If fund managers in New Zealand are to respond to the demand for a broad spectrum of RI themes, we may need to consider looking further afield. In the United States companies such as Motif Investing have already made available themed portfolios based solely on industry verticals. Each of their portfolios contain around 30 stocks and ETFs and examples range from:

  • “CleanTech” (includes solar and wind power, renewable energy, vehicles and biofuels companies)
  • “Battling Cancer” (includes biotech, pharma, medical and life sciences equipment companies), and
  • “Pet Passion” (includes pet supplies, veterinary care and retail companies).

Pathfinder Asset Management (based in Auckland) have started offering themed-portfolios like Motif Investing. Pathfinder's Global Water Fund contains 50 – 100 stocks from companies who earn a significant proportion of revenue from the water industry (such as pipe, pump and irrigation manufacturers) and specialist chemical producers, water utilities, water treatment and technology companies (such as desalination, water metering and specialist engineering companies).

KPMG are currently helping companies understand, assess and manage the growing influence of non-financial issues, including environmental performance and social impact, to positively impact the companies financial performance and long-term business value protection and creation.

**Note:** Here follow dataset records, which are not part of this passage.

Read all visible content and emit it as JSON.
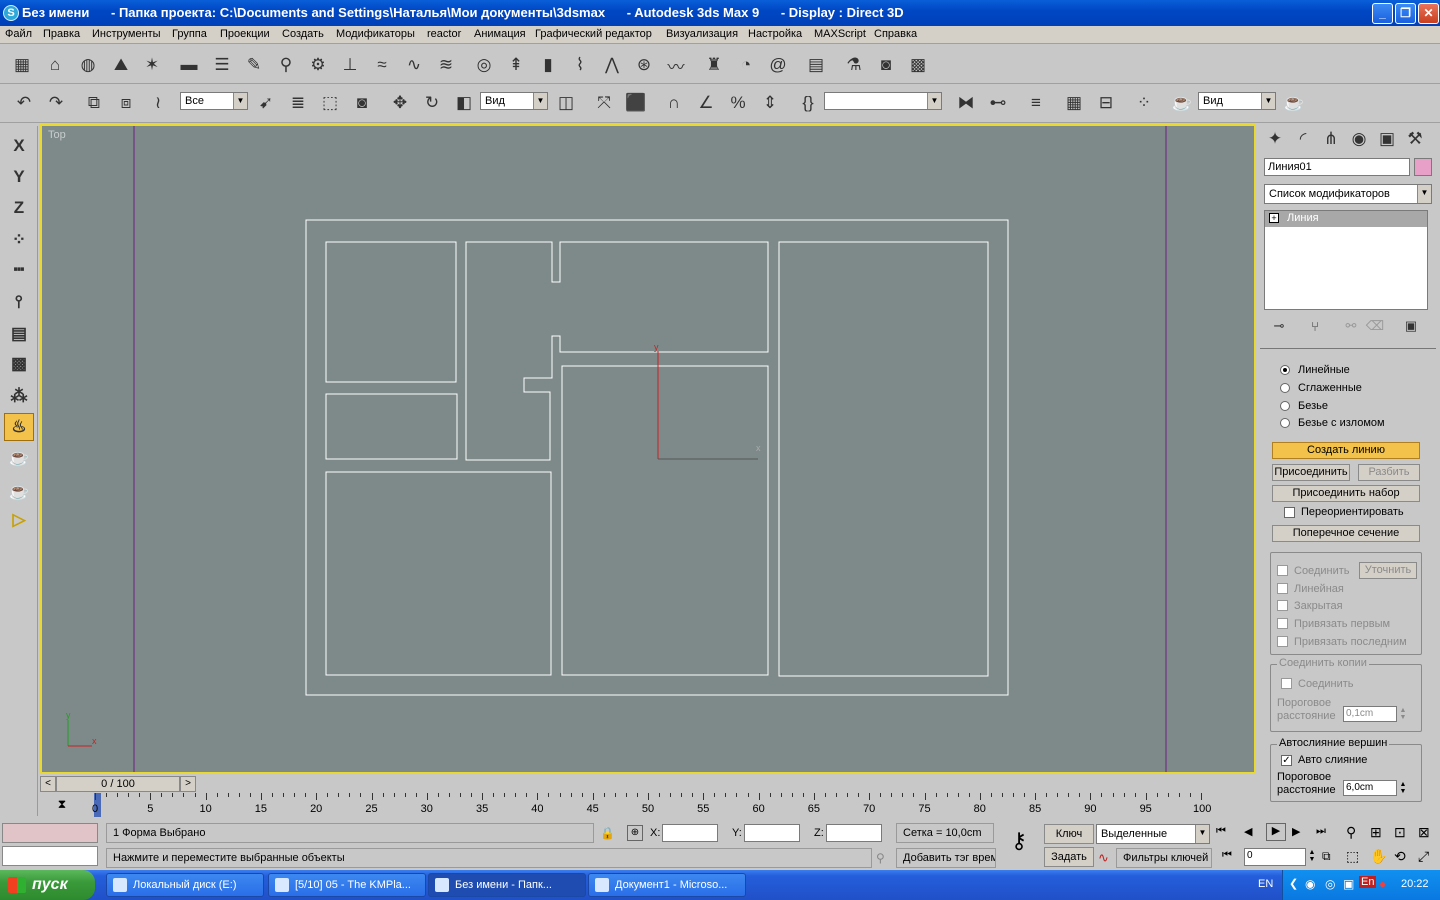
{
  "window": {
    "title": "Без имени      - Папка проекта: C:\\Documents and Settings\\Наталья\\Мои документы\\3dsmax      - Autodesk 3ds Max 9      - Display : Direct 3D",
    "minimize": "_",
    "maximize": "❐",
    "close": "✕"
  },
  "menu": [
    "Файл",
    "Правка",
    "Инструменты",
    "Группа",
    "Проекции",
    "Создать",
    "Модификаторы",
    "reactor",
    "Анимация",
    "Графический редактор",
    "Визуализация",
    "Настройка",
    "MAXScript",
    "Справка"
  ],
  "toolbar2": {
    "selection_filter": "Все",
    "ref_coord": "Вид",
    "named_sel": "",
    "render_type": "Вид"
  },
  "left_axis": [
    "X",
    "Y",
    "Z"
  ],
  "viewport": {
    "label": "Top",
    "gizmo_x": "x",
    "gizmo_y": "y",
    "axis_x": "x",
    "axis_y": "y"
  },
  "scroll": {
    "frame": "0 / 100",
    "prev": "<",
    "next": ">"
  },
  "timeline": {
    "ticks": [
      "0",
      "5",
      "10",
      "15",
      "20",
      "25",
      "30",
      "35",
      "40",
      "45",
      "50",
      "55",
      "60",
      "65",
      "70",
      "75",
      "80",
      "85",
      "90",
      "95",
      "100"
    ]
  },
  "command_panel": {
    "object_name": "Линия01",
    "modifier_list": "Список модификаторов",
    "stack_item": "Линия",
    "interp": [
      "Линейные",
      "Сглаженные",
      "Безье",
      "Безье с изломом"
    ],
    "interp_selected": 0,
    "create_line": "Создать линию",
    "attach": "Присоединить",
    "detach": "Разбить",
    "attach_mult": "Присоединить набор",
    "reorient": "Переориентировать",
    "cross_section": "Поперечное сечение",
    "connect": "Соединить",
    "refine": "Уточнить",
    "linear": "Линейная",
    "closed": "Закрытая",
    "bind_first": "Привязать первым",
    "bind_last": "Привязать последним",
    "connect_copy_title": "Соединить копии",
    "connect_copy": "Соединить",
    "threshold1": "Пороговое",
    "threshold2": "расстояние",
    "threshold_val1": "0,1cm",
    "autoweld_title": "Автослияние вершин",
    "autoweld": "Авто слияние",
    "threshold_val2": "6,0cm"
  },
  "status": {
    "selected": "1 Форма Выбрано",
    "prompt": "Нажмите и переместите выбранные объекты",
    "x_label": "X:",
    "y_label": "Y:",
    "z_label": "Z:",
    "x": "",
    "y": "",
    "z": "",
    "grid": "Сетка = 10,0cm",
    "add_tag": "Добавить тэг врем",
    "key": "Ключ",
    "set": "Задать",
    "key_mode": "Выделенные",
    "key_filters": "Фильтры ключей",
    "frame": "0"
  },
  "taskbar": {
    "start": "пуск",
    "tasks": [
      "Локальный диск (E:)",
      "[5/10] 05 - The KMPla...",
      "Без имени      - Папк...",
      "Документ1 - Microso..."
    ],
    "active": 2,
    "lang": "EN",
    "tray_lang": "En",
    "time": "20:22"
  },
  "colors": {
    "viewport_bg": "#7e8a8a",
    "viewport_border": "#e8d830",
    "lines": "#ffffff",
    "object_color": "#e8a0c8",
    "highlight": "#f2c24a"
  }
}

Fund managers could seek to understand these non-financial issues to sustain a different utilisation of companies on the NZX. This and access to more and potentially larger companies in overseas markets might help us better define portfolio themes within industry verticals, and potentially provide more stable returns. This could offset investments with more volatile returns such as those of smaller or early-stage local businesses found on the likes of crowdfunding platforms or the USX.

Small businesses (with less than 20 employees) are an integral component of New Zealand's economy. In 2017 this sector accounted for 97.06% of all enterprise and contributed an estimated 27.91% of the total New Zealand Gross Domestic Product. In the year to December 2015 small businesses were responsible for creating 42.00% of all jobs [6].  It seems intuitive to support an integral part of New Zealand’s economy not only by buying their products and services, but also by investing in them.

The amount invested in early stage New Zealand businesses, through the angel and private investor community last year, was $86.00m [7]. In addition, in the 12 months to July 2017, $13.00m was invested into early stage businesses via local crowdfunding platforms [8] and the USX (which launched a trading platform for unlisted shares at the start of this year) completed $39.40m in trading in the 12 months to November 2017 [9]. This represents 46.21% (which is not insignificant) of the $299.48m of employee and voluntary contributions to KiwiSaver Schemes in the year to March 2018 [10].

While the risk factor attached to early stage and small businesses is higher than for those of companies with an established track record of growth, the outward support of early stage and small businesses, taking the time to check out their management capabilities and prospects, may be reflected in the investment return.

It is clear, however, that there is demand for our investment dollars to be used like our consumer dollars - to support companies who positively impact our communities and the environment. Fund managers with a strong customer-focused orientation, and those supporting the industry, like finappster, seem best placed to attract consideration.

-- References

[1] McKinsey & Company, From 'why' to 'why not': sustainable investing as the new normal, October 2017

[2] Responsible Investment Association of Australasia, New Zealand consumer survey, September 2018

[3] Deloitte, ASX Australian investor study, May 2017

[4] Reserve Bank of New Zealand, KiwiSaver Scheme statistics, August 2018

[5] Marketwatch, Returns calculator comparison

[6] Ministry of Business, Innovation and Enterprise, The small business sector report and fact sheet, June 2017

[7] Price Waterhouse Cooper, Understanding the early stage investment landscape, April 2018

[8] Minter Ellison, New Zealand: the equity crowdfunding revolution, October 2017

[9] USX, USX news, December 2017

[10] Inland Revenue Department, KiwiSaver Scheme contributions, March 2018

Assurance that investments can be aligned with values.